There is evidence from the fossil record to suggest that latitudinal gradients in taxonomic diversity may be time-invariant features, although almost certainly not on the same scale as that seen at the present day. It is now apparent that both latitudinal and longitudinal gradients increased dramatically in strength through the Cenozoic era (i.e. the last 65 my) to become more pronounced today than at any time in the geological past. Present-day taxonomic diversity gradients, in both the marine and terrestrial realms, are underpinned by the tropical radiations of a comparatively small number of species-rich clades. Quite why these particular taxa proliferated through the Cenozoic is uncertain, but it could be that at least part of the explanation involves the phenomenon of evolutionary escalation.
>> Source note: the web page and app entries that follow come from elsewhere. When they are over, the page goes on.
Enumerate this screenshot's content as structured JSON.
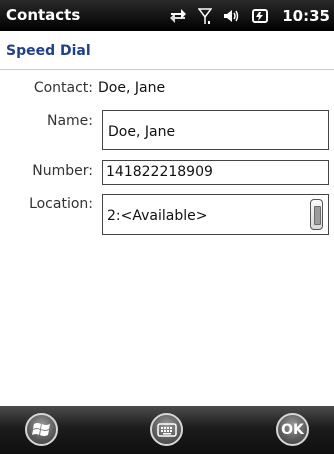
{
  "status_bar": {
    "app_title": "Contacts",
    "time": "10:35",
    "icons": [
      "data-connection-icon",
      "signal-icon",
      "volume-icon",
      "battery-icon"
    ]
  },
  "header": {
    "title": "Speed Dial"
  },
  "form": {
    "contact_label": "Contact:",
    "contact_value": "Doe, Jane",
    "name_label": "Name:",
    "name_value": "Doe, Jane",
    "number_label": "Number:",
    "number_value": "141822218909",
    "location_label": "Location:",
    "location_value": "2:<Available>"
  },
  "softkeys": {
    "left": "windows-start-icon",
    "middle": "keyboard-icon",
    "right_label": "OK"
  },
  "colors": {
    "title_blue": "#1f3f8f",
    "bar_black": "#000000"
  }
}
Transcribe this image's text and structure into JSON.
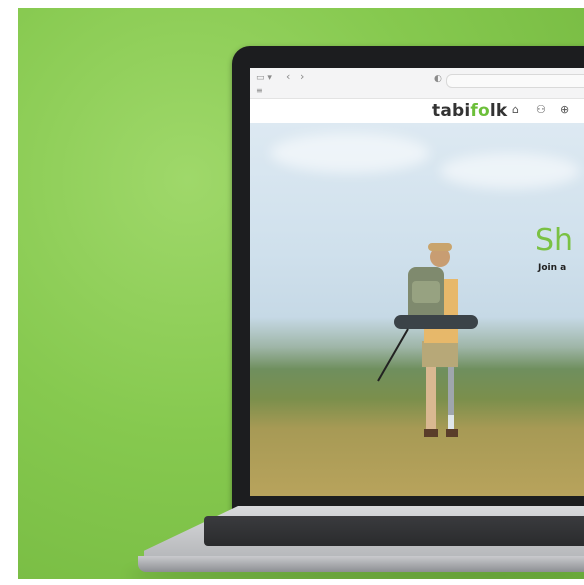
{
  "background": {
    "color": "#86c94f"
  },
  "browser": {
    "sidebar_icon": "sidebar-icon",
    "back_icon": "‹",
    "forward_icon": "›",
    "menu_icon": "≡",
    "shield_icon": "◐"
  },
  "site": {
    "logo_part1": "tabi",
    "logo_part2": "fo",
    "logo_part3": "lk",
    "brand_color": "#7ac143",
    "nav_icons": [
      "home-icon",
      "community-icon",
      "globe-icon",
      "star-icon"
    ]
  },
  "hero": {
    "title": "Sh",
    "subtitle": "Join a"
  }
}
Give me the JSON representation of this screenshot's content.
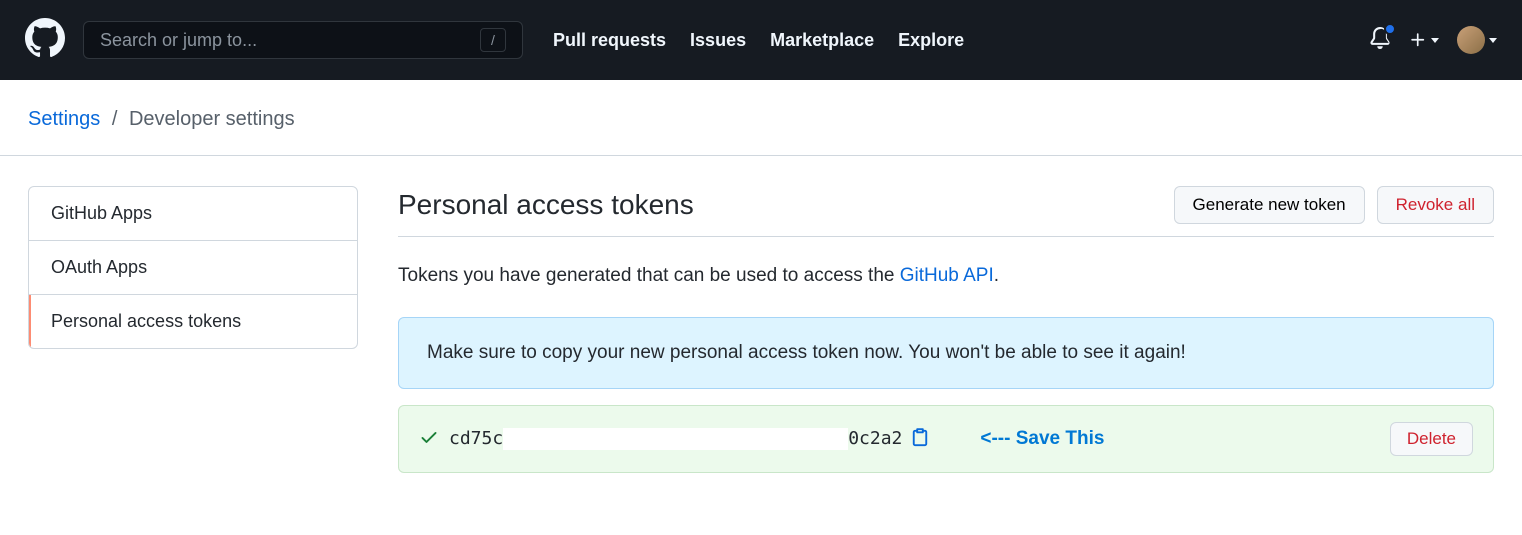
{
  "header": {
    "search_placeholder": "Search or jump to...",
    "nav": [
      "Pull requests",
      "Issues",
      "Marketplace",
      "Explore"
    ]
  },
  "breadcrumb": {
    "parent": "Settings",
    "current": "Developer settings"
  },
  "sidebar": {
    "items": [
      "GitHub Apps",
      "OAuth Apps",
      "Personal access tokens"
    ],
    "active_index": 2
  },
  "main": {
    "title": "Personal access tokens",
    "generate_btn": "Generate new token",
    "revoke_btn": "Revoke all",
    "info_prefix": "Tokens you have generated that can be used to access the ",
    "info_link": "GitHub API",
    "info_suffix": ".",
    "flash_msg": "Make sure to copy your new personal access token now. You won't be able to see it again!",
    "token_prefix": "cd75c",
    "token_suffix": "0c2a2",
    "annotation": "<--- Save This",
    "delete_btn": "Delete"
  }
}
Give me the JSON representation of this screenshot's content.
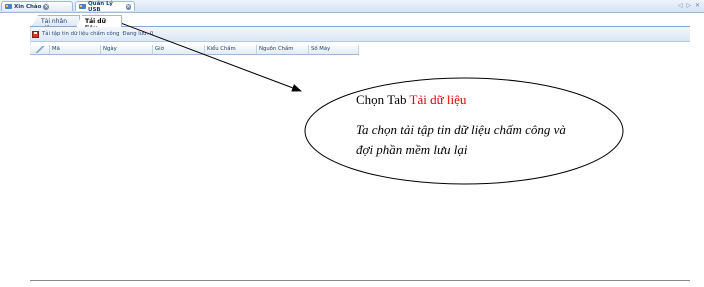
{
  "doc_tabs": [
    {
      "label": "Xin Chào"
    },
    {
      "label": "Quản Lý USB"
    }
  ],
  "nav_arrows": "◁ ▷ ✕",
  "inner_tabs": [
    {
      "label": "Tải nhân viên"
    },
    {
      "label": "Tải dữ liệu"
    }
  ],
  "toolbar": {
    "load_label": "Tải tập tin dữ liệu chấm công",
    "status_text": "Đang lưu: 0"
  },
  "grid": {
    "columns": [
      "Mã",
      "Ngày",
      "Giờ",
      "Kiểu Chấm",
      "Nguồn Chấm",
      "Số Máy"
    ]
  },
  "callout": {
    "title_prefix": "Chọn Tab",
    "title_highlight": "Tải dữ liệu",
    "body": "Ta chọn tải tập tin dữ liệu chấm công và đợi phần mềm lưu lại",
    "highlight_color": "#e00000"
  }
}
This is, in essence, a theory of biological diversification through evolutionary feedback mechanisms between predators and prey; first one develops an adaptive advantage, and then the other. However, there may also have been some form of extrinsic control on the process of tropical diversification, and this was most likely centred on the phenomenon of global climate change. This is especially so over the last 15 my Various Late Cenozoic (Neogene) vicariant events effectively partitioned the tropics into a series of high diversity centres, or foci. It has been suggested that, in the largest of these in the marine realm (the Indo-West Pacific or IWP centre), a critical patterns of islands acted as a template for rapid speciation during glacioeustatic sea level cycles. The same process occurred in the Atlantic, Caribbean and East Pacific (ACEP) centre, though on a lesser scale. Tropical terrestrial diversity may also have been promoted by rapid range expansions and contractions in concert with glacial cycles (a modified refugium hypothesis). We are beginning to appreciate that an integrated sequence of Neogene tectonic and climatic events greatly influenced the formation of contemporary taxonomic diversity patterns.